The club does a great job of trying to give these guys every opportunity for success. And if it means we stay at the best hotels possible. We try to stay wherever the U.S. national team will stay whenever they go to some of these cities. No matter where we go in Central America, the first place that we get back into the U.S. feels like home. I never thought I would say that about Dallas or Houston, but it feels like: ‘Good. We’re home.’
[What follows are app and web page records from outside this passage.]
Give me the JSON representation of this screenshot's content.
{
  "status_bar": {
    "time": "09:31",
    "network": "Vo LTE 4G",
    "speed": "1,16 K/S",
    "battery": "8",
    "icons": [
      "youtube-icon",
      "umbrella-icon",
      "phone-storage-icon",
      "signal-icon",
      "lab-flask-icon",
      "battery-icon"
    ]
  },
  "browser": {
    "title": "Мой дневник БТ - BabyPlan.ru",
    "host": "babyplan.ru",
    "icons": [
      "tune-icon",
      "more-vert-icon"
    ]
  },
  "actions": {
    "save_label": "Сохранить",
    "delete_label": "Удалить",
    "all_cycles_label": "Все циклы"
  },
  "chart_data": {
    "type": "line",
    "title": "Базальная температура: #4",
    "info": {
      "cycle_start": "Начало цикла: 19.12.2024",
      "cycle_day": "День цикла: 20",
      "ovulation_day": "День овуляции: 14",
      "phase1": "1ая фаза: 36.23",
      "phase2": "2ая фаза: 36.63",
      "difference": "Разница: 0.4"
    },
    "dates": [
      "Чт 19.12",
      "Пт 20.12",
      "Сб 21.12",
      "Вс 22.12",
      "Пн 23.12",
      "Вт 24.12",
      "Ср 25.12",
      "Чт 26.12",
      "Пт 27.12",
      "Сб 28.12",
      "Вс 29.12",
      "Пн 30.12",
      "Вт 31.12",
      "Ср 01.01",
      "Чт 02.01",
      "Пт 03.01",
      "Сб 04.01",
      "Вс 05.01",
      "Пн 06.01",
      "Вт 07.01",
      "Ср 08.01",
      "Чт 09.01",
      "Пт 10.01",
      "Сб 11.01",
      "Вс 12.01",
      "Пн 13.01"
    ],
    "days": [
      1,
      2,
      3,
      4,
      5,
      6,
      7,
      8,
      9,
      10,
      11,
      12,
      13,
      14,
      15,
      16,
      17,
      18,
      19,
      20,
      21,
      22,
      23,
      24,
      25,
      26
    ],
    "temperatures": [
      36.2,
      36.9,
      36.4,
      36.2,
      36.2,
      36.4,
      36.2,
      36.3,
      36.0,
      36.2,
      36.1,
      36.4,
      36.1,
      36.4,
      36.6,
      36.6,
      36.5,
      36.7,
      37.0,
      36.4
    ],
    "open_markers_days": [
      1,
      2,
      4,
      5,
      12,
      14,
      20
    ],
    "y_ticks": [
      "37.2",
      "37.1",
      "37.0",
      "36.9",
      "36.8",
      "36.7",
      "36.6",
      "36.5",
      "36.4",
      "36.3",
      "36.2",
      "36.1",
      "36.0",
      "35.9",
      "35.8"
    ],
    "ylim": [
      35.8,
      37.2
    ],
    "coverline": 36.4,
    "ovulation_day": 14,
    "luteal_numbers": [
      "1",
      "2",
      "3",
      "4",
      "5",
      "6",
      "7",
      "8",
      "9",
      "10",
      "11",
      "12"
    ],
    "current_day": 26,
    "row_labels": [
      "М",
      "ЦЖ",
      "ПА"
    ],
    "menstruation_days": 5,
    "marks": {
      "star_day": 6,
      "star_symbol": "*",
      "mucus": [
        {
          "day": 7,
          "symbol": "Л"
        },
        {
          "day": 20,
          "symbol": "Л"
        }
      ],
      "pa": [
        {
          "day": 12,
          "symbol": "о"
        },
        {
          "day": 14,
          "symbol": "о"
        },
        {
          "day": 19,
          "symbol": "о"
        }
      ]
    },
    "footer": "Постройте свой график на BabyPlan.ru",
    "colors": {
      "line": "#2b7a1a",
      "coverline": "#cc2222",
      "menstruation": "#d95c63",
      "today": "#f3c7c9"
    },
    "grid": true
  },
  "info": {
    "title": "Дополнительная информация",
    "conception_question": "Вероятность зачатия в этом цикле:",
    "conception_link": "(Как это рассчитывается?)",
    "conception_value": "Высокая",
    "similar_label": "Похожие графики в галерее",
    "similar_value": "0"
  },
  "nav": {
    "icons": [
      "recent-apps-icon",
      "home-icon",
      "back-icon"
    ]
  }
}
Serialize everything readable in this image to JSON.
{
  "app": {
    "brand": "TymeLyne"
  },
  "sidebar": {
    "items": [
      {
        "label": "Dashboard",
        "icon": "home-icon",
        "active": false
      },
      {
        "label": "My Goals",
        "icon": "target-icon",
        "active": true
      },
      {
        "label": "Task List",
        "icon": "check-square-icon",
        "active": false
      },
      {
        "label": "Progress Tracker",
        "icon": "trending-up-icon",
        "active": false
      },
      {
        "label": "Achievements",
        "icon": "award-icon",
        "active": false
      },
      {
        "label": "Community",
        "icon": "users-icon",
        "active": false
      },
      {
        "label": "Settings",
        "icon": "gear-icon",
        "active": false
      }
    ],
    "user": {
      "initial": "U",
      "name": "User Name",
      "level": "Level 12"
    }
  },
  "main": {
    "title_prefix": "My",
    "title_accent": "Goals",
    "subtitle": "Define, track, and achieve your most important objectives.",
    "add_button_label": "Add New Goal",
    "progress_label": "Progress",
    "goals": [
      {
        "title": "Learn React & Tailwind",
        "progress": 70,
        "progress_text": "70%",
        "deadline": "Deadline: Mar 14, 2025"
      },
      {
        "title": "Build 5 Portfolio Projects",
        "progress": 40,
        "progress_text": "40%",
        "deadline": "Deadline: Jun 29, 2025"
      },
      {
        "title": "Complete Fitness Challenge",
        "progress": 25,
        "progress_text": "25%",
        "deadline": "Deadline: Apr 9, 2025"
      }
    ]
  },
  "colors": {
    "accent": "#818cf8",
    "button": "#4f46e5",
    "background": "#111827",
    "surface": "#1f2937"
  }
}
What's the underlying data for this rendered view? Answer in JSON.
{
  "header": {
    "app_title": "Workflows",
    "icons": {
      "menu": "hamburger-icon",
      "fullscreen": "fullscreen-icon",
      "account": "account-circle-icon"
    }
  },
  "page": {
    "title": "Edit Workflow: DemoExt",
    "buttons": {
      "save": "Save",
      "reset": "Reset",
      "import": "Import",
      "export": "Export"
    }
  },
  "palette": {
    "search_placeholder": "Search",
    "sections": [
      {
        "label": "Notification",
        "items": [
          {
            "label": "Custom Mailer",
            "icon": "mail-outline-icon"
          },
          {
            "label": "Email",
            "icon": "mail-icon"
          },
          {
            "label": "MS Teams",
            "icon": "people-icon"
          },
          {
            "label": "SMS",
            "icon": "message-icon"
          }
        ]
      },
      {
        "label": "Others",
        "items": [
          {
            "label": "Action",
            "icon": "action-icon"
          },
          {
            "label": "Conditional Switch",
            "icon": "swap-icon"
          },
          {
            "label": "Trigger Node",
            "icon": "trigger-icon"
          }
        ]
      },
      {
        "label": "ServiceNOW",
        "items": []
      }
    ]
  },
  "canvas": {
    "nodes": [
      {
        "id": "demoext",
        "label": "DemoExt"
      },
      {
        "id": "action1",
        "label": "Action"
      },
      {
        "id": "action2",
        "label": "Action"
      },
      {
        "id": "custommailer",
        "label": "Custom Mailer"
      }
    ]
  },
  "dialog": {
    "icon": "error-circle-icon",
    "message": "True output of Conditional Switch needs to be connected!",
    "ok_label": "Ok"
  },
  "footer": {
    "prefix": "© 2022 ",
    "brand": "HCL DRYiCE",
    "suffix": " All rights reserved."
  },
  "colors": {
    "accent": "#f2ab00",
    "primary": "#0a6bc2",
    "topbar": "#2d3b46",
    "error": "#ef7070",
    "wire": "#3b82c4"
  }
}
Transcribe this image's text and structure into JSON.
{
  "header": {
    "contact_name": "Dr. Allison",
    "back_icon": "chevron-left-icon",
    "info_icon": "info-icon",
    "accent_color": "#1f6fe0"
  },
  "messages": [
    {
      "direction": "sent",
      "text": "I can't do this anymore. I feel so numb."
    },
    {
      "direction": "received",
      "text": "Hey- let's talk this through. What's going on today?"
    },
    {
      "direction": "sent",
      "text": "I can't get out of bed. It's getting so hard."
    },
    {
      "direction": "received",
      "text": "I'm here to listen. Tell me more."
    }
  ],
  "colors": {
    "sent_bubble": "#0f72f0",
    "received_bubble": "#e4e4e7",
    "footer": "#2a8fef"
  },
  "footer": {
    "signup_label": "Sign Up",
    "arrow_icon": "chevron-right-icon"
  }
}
On security: I have to say I felt as safe (in Monterrey) as anywhere that we’ve ever been. At Monterrey we invited the council general to visit the team and to the hotel and to dinner. And he was saying that things had deteriorated from where they were a year ago. And yet, having said that, usually the organized sports teams are off limits for the kinds of crimes that are happening there or at the casino – extortion things. A little bit in El Salvador last year – there was a little bit of hostility when the team pulled up to the stadium, but no one ever felt unsafe. They know they crowds, they know their culture, and they had appropriate security measures in place. The bus gets an escort everywhere we go. We don’t do that domestically -- we do it for traffic reasons, not safety. On the basics of passports and other travel mandates) Even though it says in their contract that the players are responsible for securing visas and their passport has to be valid and has to have six months validity left on it – and our guys are really pretty darn good about it – stuff happens. And ultimately Sig looks to me to make sure that all our guys have visas and we all have passports. But there’s only so much you can do. I can’t do anything if a guy loses his passport or forgets it at a hotel. I carry color copies with me when we travel, and sometimes that’s been enough to help us. But I only do so much. Again, our group’s pretty darn good. And to be honest – if you only think about major, major travel crisis – is our three years you could count them on one hand. Very few.